> _Given records_:
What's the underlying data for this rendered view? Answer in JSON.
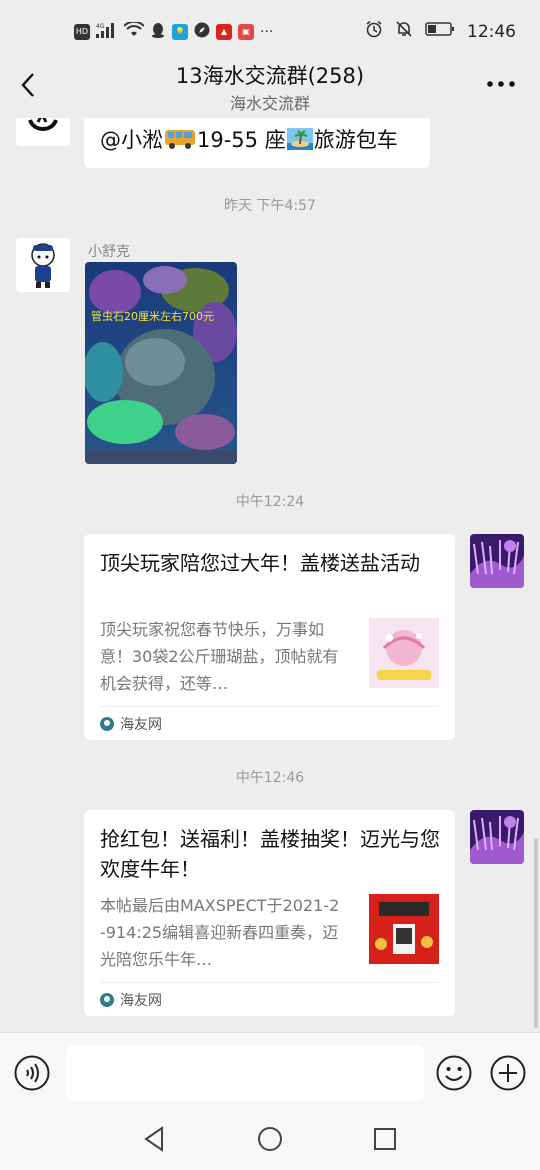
{
  "status_bar": {
    "left_icons": [
      "HD",
      "4G",
      "signal",
      "wifi",
      "qq",
      "bulb",
      "compass",
      "app-red",
      "app-box"
    ],
    "more": "···",
    "time": "12:46"
  },
  "header": {
    "title": "13海水交流群(258)",
    "subtitle": "海水交流群"
  },
  "messages": {
    "top_partial": {
      "text_a": "@小淞",
      "text_b": "19-55 座",
      "text_c": "旅游包车"
    },
    "time_1": "昨天 下午4:57",
    "m1": {
      "sender": "小舒克",
      "image_caption": "管虫石20厘米左右700元"
    },
    "time_2": "中午12:24",
    "card1": {
      "title": "顶尖玩家陪您过大年！盖楼送盐活动",
      "desc": "顶尖玩家祝您春节快乐，万事如意！30袋2公斤珊瑚盐，顶帖就有机会获得，还等…",
      "source": "海友网"
    },
    "time_3": "中午12:46",
    "card2": {
      "title": "抢红包！送福利！盖楼抽奖！迈光与您欢度牛年！",
      "desc": "本帖最后由MAXSPECT于2021-2-914:25编辑喜迎新春四重奏，迈光陪您乐牛年…",
      "source": "海友网"
    }
  },
  "input": {
    "placeholder": ""
  },
  "colors": {
    "background": "#ededed",
    "bubble": "#ffffff",
    "link_icon": "#2f7d8c"
  }
}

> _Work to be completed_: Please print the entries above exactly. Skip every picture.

> _Solution to this task_:
What's the underlying data for this rendered view? Answer in JSON.
{
  "status_bar": {
    "left_icons": [
      "HD",
      "4G",
      "signal",
      "wifi",
      "qq",
      "bulb",
      "compass",
      "app-red",
      "app-box"
    ],
    "more": "···",
    "time": "12:46"
  },
  "header": {
    "title": "13海水交流群(258)",
    "subtitle": "海水交流群"
  },
  "messages": {
    "top_partial": {
      "text_a": "@小淞",
      "text_b": "19-55 座",
      "text_c": "旅游包车"
    },
    "time_1": "昨天 下午4:57",
    "m1": {
      "sender": "小舒克",
      "image_caption": "管虫石20厘米左右700元"
    },
    "time_2": "中午12:24",
    "card1": {
      "title": "顶尖玩家陪您过大年！盖楼送盐活动",
      "desc": "顶尖玩家祝您春节快乐，万事如意！30袋2公斤珊瑚盐，顶帖就有机会获得，还等…",
      "source": "海友网"
    },
    "time_3": "中午12:46",
    "card2": {
      "title": "抢红包！送福利！盖楼抽奖！迈光与您欢度牛年！",
      "desc": "本帖最后由MAXSPECT于2021-2-914:25编辑喜迎新春四重奏，迈光陪您乐牛年…",
      "source": "海友网"
    }
  },
  "input": {
    "placeholder": ""
  },
  "colors": {
    "background": "#ededed",
    "bubble": "#ffffff",
    "link_icon": "#2f7d8c"
  }
}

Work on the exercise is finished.